Kohli scored 46 in the first innings, and was the second highest run-getter behind Cheteshwar Pujara, who scored a brilliant unbeaten 132. In the second innings, the Indian skipper was the highest scorer with 58. His half century could not help India chase down the target, as they fell short by 60 runs. But his knock helped him create a record.
The 29-year-old became the first Indian to score 4000 runs as skipper in Test. Overall, he is only the 10th player to manage this feat. The list is headed by former South African skipper Graeme Smith, who had scored 8659 runs in 109 matches as captain.
This wasn't the only feat achieved by Kohli during the match. The Indian skipper, batting in his 120th innings, became the second fastest Indian to reach the 6000-run mark, just behind Sunil Gavaskar, who achieved the feat in 115 innings. Overall, Kohli stands eighth in the all-time list, which is headed by Sir Don Bradman, who accomplished this achievement in a mere 68 innings.
While personal records would have made Kohli happy, his team's performance would have surely gotten him angry. For most parts of the fourth Test, it seemed Kohli and his men will come out on the triumphant side.

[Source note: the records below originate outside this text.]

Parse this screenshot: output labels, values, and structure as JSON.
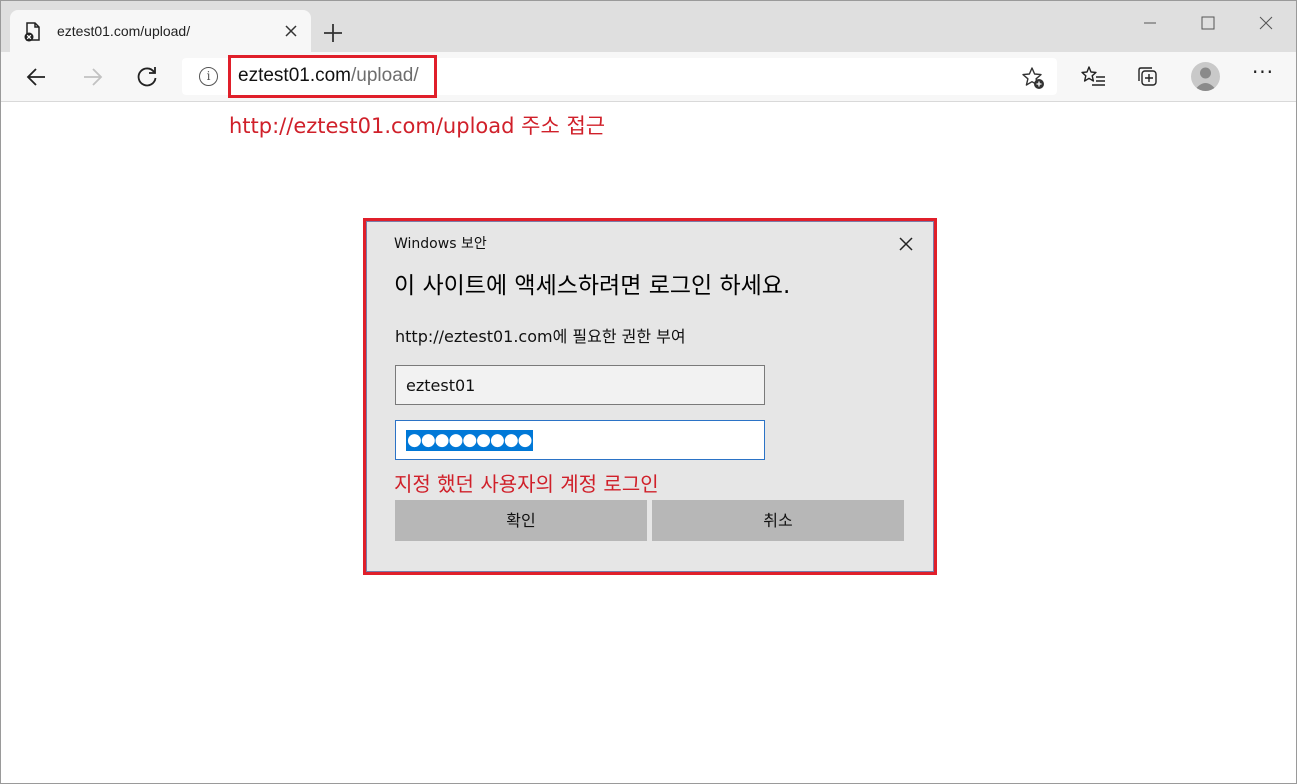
{
  "browser": {
    "tab": {
      "title": "eztest01.com/upload/"
    },
    "address": {
      "host": "eztest01.com",
      "path": "/upload/"
    },
    "new_tab_symbol": "+",
    "menu_symbol": "···"
  },
  "annotations": {
    "url_note": "http://eztest01.com/upload 주소 접근",
    "login_note": "지정 했던 사용자의 계정 로그인"
  },
  "dialog": {
    "caption": "Windows 보안",
    "heading": "이 사이트에 액세스하려면 로그인 하세요.",
    "description": "http://eztest01.com에 필요한 권한 부여",
    "username": "eztest01",
    "password_mask": "●●●●●●●●●",
    "ok_label": "확인",
    "cancel_label": "취소"
  },
  "colors": {
    "annotation": "#e01f2a",
    "selection": "#0078d7",
    "dialog_bg": "#e6e6e6",
    "button_bg": "#b7b7b7"
  }
}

Having trailed the series 2-0 after Lord's debacle, India roared back into the reckoning with a convincing win at Trent Bridge. And their hard work looked certain to yield results at Southampton.
In the first four days and two session of cricket action, the visitors were well ahead of the hosts, and by the post-Tea session, only needed 118 more runs to make the series 2-2. It seemed destined that the fifth Test at Oval will be the decider in what has been an action-packed month of 5-day cricket. But, it wasn't to be! Having dominated almost each of the 11 sessions, India exploded in the final session on Day Four, and handed the victory to England.